By Kassim Kwalamasa
In Malawi the REACHOUT project works in two districts within the central region - Mchinji and Salima - to promote the work of Health Surveillance Assistants (HSAs), a close-to-community (CTC) cadre employed by the Ministry of Health.
REACHOUT has implemented two quality improvement cycles. In the first, REACHOUT Malawi worked on improving the supervision of HSAs. New challenges were identified which included poor quality of services and data, which are addressed in the second cycle which focuses on quality improvement and management.
The REACHOUT Malawi team trained health workers in Salima in quality improvement processes. With facilitation from REACHOUT, health workers from the districts formed a multidisciplinary quality improvement team, consisting of representatives from the clinical, nursing, environmental health, management and administration departments (including the health management information system and district health management team); and representatives from three health centers (Khombedza, Lifuwu and Baptist) that were pilot sites for the quality improvement initiative. Data quality improvement was the priority problem identified. The quality improvement team agreed to focus on this after discussing a range of problems including poor data storage; lack of data analysis culture to support decision making; multiple and duplicative data collection tools; and limited data collation and reporting.
The problem identification process was done in a participatory manner and involved all members of the team who developed a problem tree which helped them identify the root causes of poor quality data and the effects of poor quality data. To improve data collection the team started by developing one integrated data quality assessment tool to replace the multiple forms that were being filled out but rarely collated. The tool focuses on all heath programmes at the health centre level including maternity services, HIV Testing and Counselling, family planning (FP), Out-patient department (OPD), sexually transmitted infections (STI), Antenatal care (ANC), Anti-retroviral Treatment (ART), postnatal services, and the Expanded Program on Immunization (EPI).
The tool is comprehensive and includes a focus on registers, reports, data collectors, data supervision, presence of guidelines or protocols to measure data consistency and reliability, presence of tables, graphs and charts that would indicate data is analyzed and the results used for decision making, and presence of meeting minutes with data quality on the agenda.
The tool was then piloted and the QI team presented the results to the District Health Management Team (DHMT) for guidance and approval. The DHMT approved the tool and allowed the QI members to use it in assessing the facilities. Several data quality supervisions have so far been conducted at the three pilot facilities and results show improvement in some areas.
At the district level the success story of the QI team initiative has been the acceptance and adoption of the data quality initiative by the District Health Management Team and including it in the district implementation plan. This means QI activities will be funded from district funds and hopefully be sustained.
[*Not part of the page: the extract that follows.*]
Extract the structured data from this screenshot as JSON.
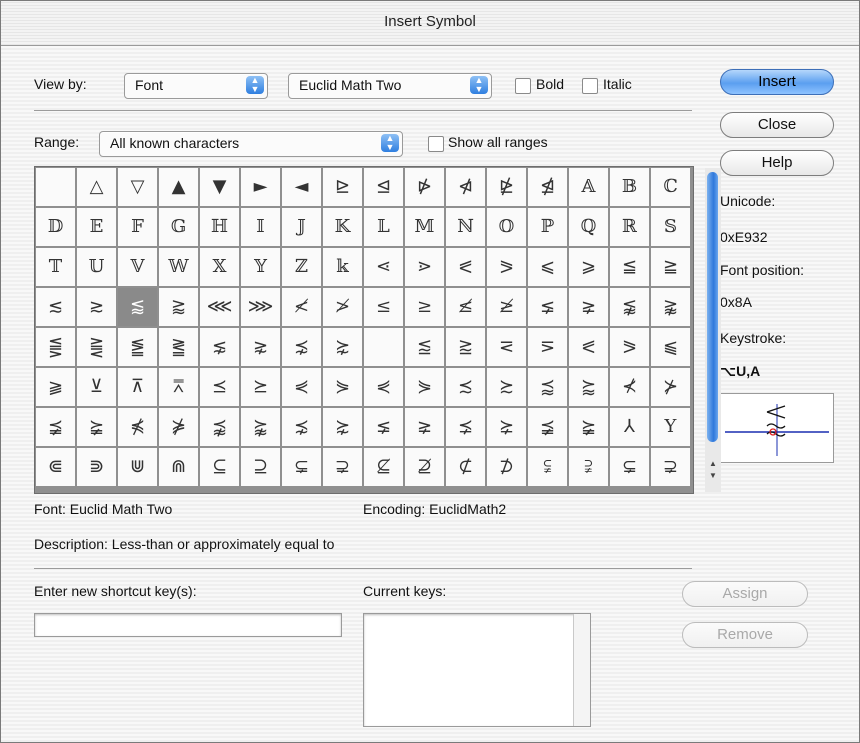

At the facility level there are also successes:
Locally led multidisciplinary QI initiatives can contribute to the improvement of community data quality at facility level. A key lesson is that where the team is allowed to identify their own priority problems and find their own ways of solving them, there is greater success and impact. The approach also ensures sustainability of the initiative unlike when problems are identified elsewhere and solutions imposed on locals by those outside the system.
The newly established data storage room at Khombedza - one of the facilities in the intervention led by the Salima quality improvement team.
This project is funded by the European Union.